Lumber companies set their eyes on the Chippewa Valley in the 1850s as a prime spot for business, with impressive riverways and ample pine in the northwoods. Soon, workers from all over the country and the world immigrated here, often as lumberjacks or farmers.
At first, everyone lived simply. They built log cabins and then simple houses made with the boards produced in the local sawmills. However, by the 1880s, business was booming. The owners of the companies became known as “lumber barons,” a sarcastic name referring to a higher class in British society. Like royalty, they became very rich. To show off their wealth, they built huge, ornate houses according to the latest styles such as Queen Anne, which features asymmetrical shapes, porches, and steep roofs.
The owners of the companies became known as “lumber barons,” a sarcastic name referring to a higher class in British society. Like royalty, they became very rich.
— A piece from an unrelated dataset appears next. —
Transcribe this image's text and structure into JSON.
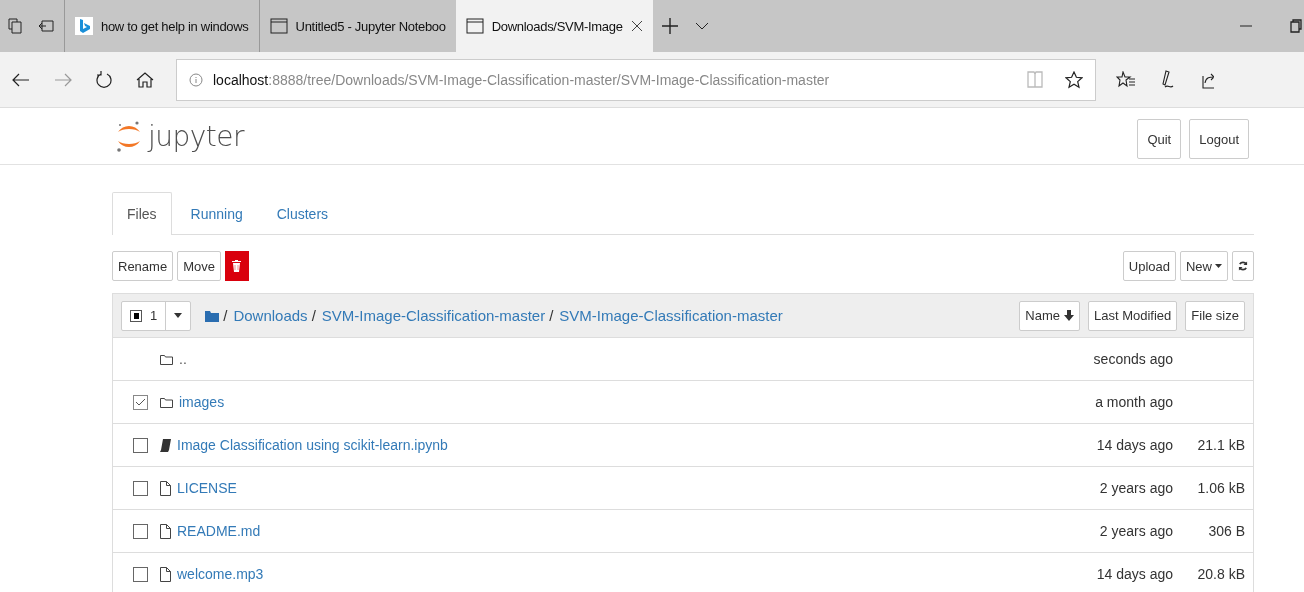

In addition to the family, servants usually lived in the houses as well. A back staircase often stretched from the kitchen to the servants’ quarters on the top floor or even in the attics.
Lumber barons lived a luxurious life while many struggled to get by. However, some of the lumber barons did donate to local charities such as hospitals, schools, and libraries. For example, H.C. Putnam donated the land that would become Putnam Park, and Orrin Henry Ingram donated money to build Eau Claire’s YMCA headquarters.
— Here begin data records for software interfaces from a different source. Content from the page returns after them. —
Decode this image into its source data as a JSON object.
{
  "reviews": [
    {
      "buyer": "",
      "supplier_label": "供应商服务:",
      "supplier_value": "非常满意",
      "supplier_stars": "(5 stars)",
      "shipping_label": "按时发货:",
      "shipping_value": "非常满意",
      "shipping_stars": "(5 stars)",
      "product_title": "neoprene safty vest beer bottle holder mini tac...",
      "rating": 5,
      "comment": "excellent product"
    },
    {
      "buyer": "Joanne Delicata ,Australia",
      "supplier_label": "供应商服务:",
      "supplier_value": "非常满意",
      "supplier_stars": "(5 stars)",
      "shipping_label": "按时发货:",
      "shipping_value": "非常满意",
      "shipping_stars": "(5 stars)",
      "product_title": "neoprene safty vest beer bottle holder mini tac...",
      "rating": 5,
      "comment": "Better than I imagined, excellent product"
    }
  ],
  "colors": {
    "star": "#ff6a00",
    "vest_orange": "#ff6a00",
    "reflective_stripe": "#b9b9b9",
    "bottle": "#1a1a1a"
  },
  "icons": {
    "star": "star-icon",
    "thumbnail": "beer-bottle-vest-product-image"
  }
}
The mansions built for the lumber barons and other wealthy people are centered downtown because in the 19th and early 20th centuries, there wasn’t much to Eau Claire beyond downtown. Before cars became common, everything had to be within a convenient carriage ride for these tycoons. They didn’t want to live too far from – nor too close to – their noisy, dusty lumber mills. Randall Park and the Third Ward were both convenient neighborhoods that the wealthiest liked to gather in, so that’s where we still see many of these ornate houses today.